HOW TO REALLY LIKE PEOPLE
I am not much of a people person. That is to say, I honestly prefer “lower” animals. My favorite is bears. I have had a lot of experience with them, most of it good until they get into the garbage. Fish are okay, but not very interactive, though they are quite tasty. Birds are beautiful and interesting to watch, until they are directly overhead. Ungulates are sleek and graceful, well, except for cows. Rodents are cute and appear rather cuddly until they eat the wires off of your RV engine. The point is that everything, no matter what the species has qualities of good and bad.
I think too much from people. I expect them to have more intelligence and be more civilized and caring than they are. If I kept a list of things I am wrong about, that would be on it. The sad fact is people are exactly what they are supposed to be, confused, unwitting creatures stumbling through a life of uncertainty, chaos and instability. No one is exactly the way we imagine or want them to be. So it ends up being a matter of tolerance. Cute, furry and cuddly creatures simply rate more tolerance.
When a Deer mouse is chewing on something of mine I simply shoo him away. Just yesterday while I was sitting outside on a lounge chair doing Sudoku puzzles a couple honey bees decided I looked like a big, very big, flower. I brushed them away, having little to no emotion about the situation. On the other hand, when I have spent the morning packing my RV and am just ready to pull out I become thoroughly irritated when an old man walks up and announces, “Hey, I want to talk to you about your solar panels. You’ll have to yell in my good ear, I’m ‘deef,’ but first I’m gonna tell you how I won the big war and then about my various operations and a little something about my anal leakage.” By the time he gets to the war my tolerance is totally shot. And if you think that is a gross exaggeration you do not know any old men.
So right now I am at my favorite spot in the whole world, a remote camping area on the Rio Grande where birds, squirrels, rabbits and a bobcat are the only living things I will likely see during my stay. This is a place of absolute peace and solitude. Not once have I encountered a human here. This is my respite; my place to take a deep breath and forget all there is to forget about the modern world.

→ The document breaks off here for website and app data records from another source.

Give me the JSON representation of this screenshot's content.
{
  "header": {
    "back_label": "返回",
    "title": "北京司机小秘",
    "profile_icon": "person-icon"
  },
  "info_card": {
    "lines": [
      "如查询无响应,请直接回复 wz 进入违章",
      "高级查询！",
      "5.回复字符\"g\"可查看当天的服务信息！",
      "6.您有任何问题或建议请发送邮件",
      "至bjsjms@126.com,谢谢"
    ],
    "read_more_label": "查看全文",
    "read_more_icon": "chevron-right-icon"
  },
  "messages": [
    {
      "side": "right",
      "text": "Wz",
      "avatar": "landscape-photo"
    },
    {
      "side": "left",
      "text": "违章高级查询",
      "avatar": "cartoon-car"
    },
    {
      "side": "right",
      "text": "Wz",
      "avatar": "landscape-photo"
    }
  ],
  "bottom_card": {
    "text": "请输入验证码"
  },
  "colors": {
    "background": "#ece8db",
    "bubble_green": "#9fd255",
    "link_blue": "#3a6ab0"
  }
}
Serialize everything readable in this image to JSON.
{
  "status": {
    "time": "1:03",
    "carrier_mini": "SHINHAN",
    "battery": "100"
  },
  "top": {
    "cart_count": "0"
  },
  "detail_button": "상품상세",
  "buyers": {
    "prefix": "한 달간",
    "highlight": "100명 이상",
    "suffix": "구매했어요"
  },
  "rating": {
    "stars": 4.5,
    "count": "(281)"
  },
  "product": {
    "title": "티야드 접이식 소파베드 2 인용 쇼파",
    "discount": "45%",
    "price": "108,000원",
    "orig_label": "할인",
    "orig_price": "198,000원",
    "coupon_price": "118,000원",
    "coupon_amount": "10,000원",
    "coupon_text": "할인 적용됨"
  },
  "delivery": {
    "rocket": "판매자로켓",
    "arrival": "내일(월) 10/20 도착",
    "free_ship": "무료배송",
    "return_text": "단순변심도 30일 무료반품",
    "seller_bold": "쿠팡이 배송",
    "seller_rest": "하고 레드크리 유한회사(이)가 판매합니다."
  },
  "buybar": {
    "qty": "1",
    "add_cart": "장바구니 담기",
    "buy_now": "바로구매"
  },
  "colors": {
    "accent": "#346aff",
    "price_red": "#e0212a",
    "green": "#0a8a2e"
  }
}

There is nothing here to attract my fellow creatures. The amenities of the modern campground are completely absent. There is no concrete patio, no cable TV, nor electric, water or sewer connections. There is no clubhouse, swimming pool, Jacuzzi, sauna or golf course and the closest Starbuck’s is a half days drive away. The only thing here, aside from nature, is an old picnic table that sits aslant under a salt cedar by the river bank. When I open my door I do not have to make sure my neighbor is not opening his at the same time lest we collide. There is no neighbor, and that is my secret of learning to tolerate and like people as I truly desire.
Distance is the key. Frequency is the lock. When the key finds its way to the lock everything changes. Time spent away from others makes time spent with them more precious and enjoyable than ever before. Rehashing the same tired old subjects of everyday conversation and hammering them out like spikes to be driven into our brains is purely past-tense. New and sometimes exciting subjects can be entertained.
Not everyone is cut out for a life of total connectivity. Today people walk around with a complete social network attached to their ear. There is rarely a single moment of release from the tether of civilization and the social order of humanity demanding constant attention. A mind never gets to rest, to simply be at peace.
Consider a hamster, running relentlessly to make a wheel spin, yet never going anywhere. I once watched a seagull on the coast of Oregon lift up from a rock and fly into the wind. He flew furiously into an impenetrable headwind for several minutes before landing back on the same rock in almost the same spot he had taken off from, seemingly quite content with his lack of progress. I wondered if he thought he had actually gone somewhere.
Could it be that there are times when going nowhere at all is exactly what we need? Call it a vacation from life itself; a time when time does not matter; a place where nothing is exactly what is going to happen.
If you find that place, your very own Xanadu, you will know because when you return to the world of today there will be a smile on your face and big new room in your heart just waiting to be filled.